New Chief of Chinese Port City Faces Uncertain Political Future

By Larry Ong, Epoch Times
September 14, 2016 11:35 pm Last Updated: September 15, 2016 9:28 am

The top political executives of Tianjin, a bustling port city in the north-eastern part of China, were recently purged within the span of a month. A new leader has since been installed in the prominent Chinese city, but his career prospects—once fairly predictable—are unclear in the present political climate.

On Sept. 13, Chinese official press announced that Li Hongzhong was appointed Communist Party Secretary of Tianjin. Li, 60, was formerly the provincial boss of Hubei in central China. Huang Xingguo, Li’s predecessor, was arrested three days prior for “severe violations of discipline,” a term that typically implies corruption.
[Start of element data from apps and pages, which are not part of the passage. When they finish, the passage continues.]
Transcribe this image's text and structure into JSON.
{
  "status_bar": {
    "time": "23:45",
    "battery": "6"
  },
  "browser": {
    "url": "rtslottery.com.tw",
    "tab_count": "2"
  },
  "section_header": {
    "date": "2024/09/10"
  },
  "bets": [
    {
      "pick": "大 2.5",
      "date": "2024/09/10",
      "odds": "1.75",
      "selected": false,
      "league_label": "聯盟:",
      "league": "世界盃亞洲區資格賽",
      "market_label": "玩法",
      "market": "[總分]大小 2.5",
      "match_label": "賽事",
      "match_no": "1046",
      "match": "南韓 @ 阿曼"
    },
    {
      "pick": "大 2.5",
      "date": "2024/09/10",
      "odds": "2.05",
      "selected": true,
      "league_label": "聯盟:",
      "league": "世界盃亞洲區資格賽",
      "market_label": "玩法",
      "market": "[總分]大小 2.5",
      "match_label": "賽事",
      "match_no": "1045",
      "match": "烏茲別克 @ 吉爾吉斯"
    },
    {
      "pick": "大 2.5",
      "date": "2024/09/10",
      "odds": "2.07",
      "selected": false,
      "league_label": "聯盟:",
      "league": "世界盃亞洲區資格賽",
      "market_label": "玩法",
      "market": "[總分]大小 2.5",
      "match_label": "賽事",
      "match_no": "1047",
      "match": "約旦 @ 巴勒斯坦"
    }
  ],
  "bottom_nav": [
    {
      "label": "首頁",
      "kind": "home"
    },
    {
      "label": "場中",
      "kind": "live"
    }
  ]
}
If the usual political arrangements of the Chinese regime were to be followed, Li’s political future would be bright. The Party boss of Tianjin normally goes on to serve in the Politburo, a powerful executive body comprised of 25 elite. And the 19th Party Congress, an important political conclave where major leadership changes are sanctioned, is slated for next year.

But all is not usual in the Chinese regime. Under the leadership of Party leader Xi Jinping, those associated with political rival and former Party boss Jiang Zemin frequently find themselves sidelined—including those who publicly make gestures of allegiance to Xi.

Li Hongzhong was one of the first few provincial leaders to go through the motions of hailing Xi Jinping as “core” leader earlier this year. But his prompt salute may not have been borne out of  genuine loyalty or obedience.

In an interview with the Chinese language edition of Epoch Times, Huang Jinqiu, a dissident writer and a member of the free expression non-profit Independent Chinese PEN Center, said that Li Hongzhong became a provincial boss under the auspices of Jiang Zemin. But after Xi took office in 2012, Li appeared to switch sides, and saw that the province of Hubei steadfastly following the leadership and instructions of Party Central.

Typically, Chinese officials who benefited under the system of corruption that Jiang entrenched offer open or passive resistance to Xi’s rule, which says it promotes honest officials and disciplined cadres.

Outright opposition to Xi’s leadership can derail an official’s political career. Zhang Chunxian, the former Party Secretary of Xinjiang Province and Jiang loyalist, refused a public chance to align himself with Xi Jinping in March, and is also suspected of masterminding a letter calling for Xi’s resignation. He was shunted to a sinecure in August; if Zhang stayed on as Xinjiang chief, he could retain his Politburo seat after the 19th Party Congress.

But Xi cannot possibly purge all officials affiliated with Jiang, and still has to make use of those who “can see where the wind is blowing and keep pace with his Party Central,” says Huang, who has written hundreds of essays analyzing Chinese communist politics, and has spent eight years in jail for his work.

Li Hongzhong, however, hasn’t escaped all liability because “anything is possible under the anti-corruption era of Xi Jinping and Wang Qishan,” Huang Jinqiu said. Wang is the head of the Party’s internal disciplinary agency.

Huang added that complaints have been filed against Li in Hubei, and “there’s no knowing if those cases would be exposed, or if new corruption charges will surface.”

When Li was Governor of Hubei in 2010, he chastised a reporter from a semi-official media outlet and tried to seize her recorder after she asked him to comment on an attempted rape by a government official. Over 200 journalists and scholars later signed an open letter calling for Li’s resignation.

In fact, Li’s transfer from Hubei to Tianjin could allow anti-corruption police to “conduct more thorough investigations in Hubei,” Huang the dissident writer said. Li coming to head Tianjin might seem like a promotion, but since he is no longer at his power base, “it’s like lifting the lid off Hubei.”

According to Huang, Li’s “relationship network” and other acts of malfeasance in Hubei can now be dug up and exposed.

Luo Ya contributed to this article.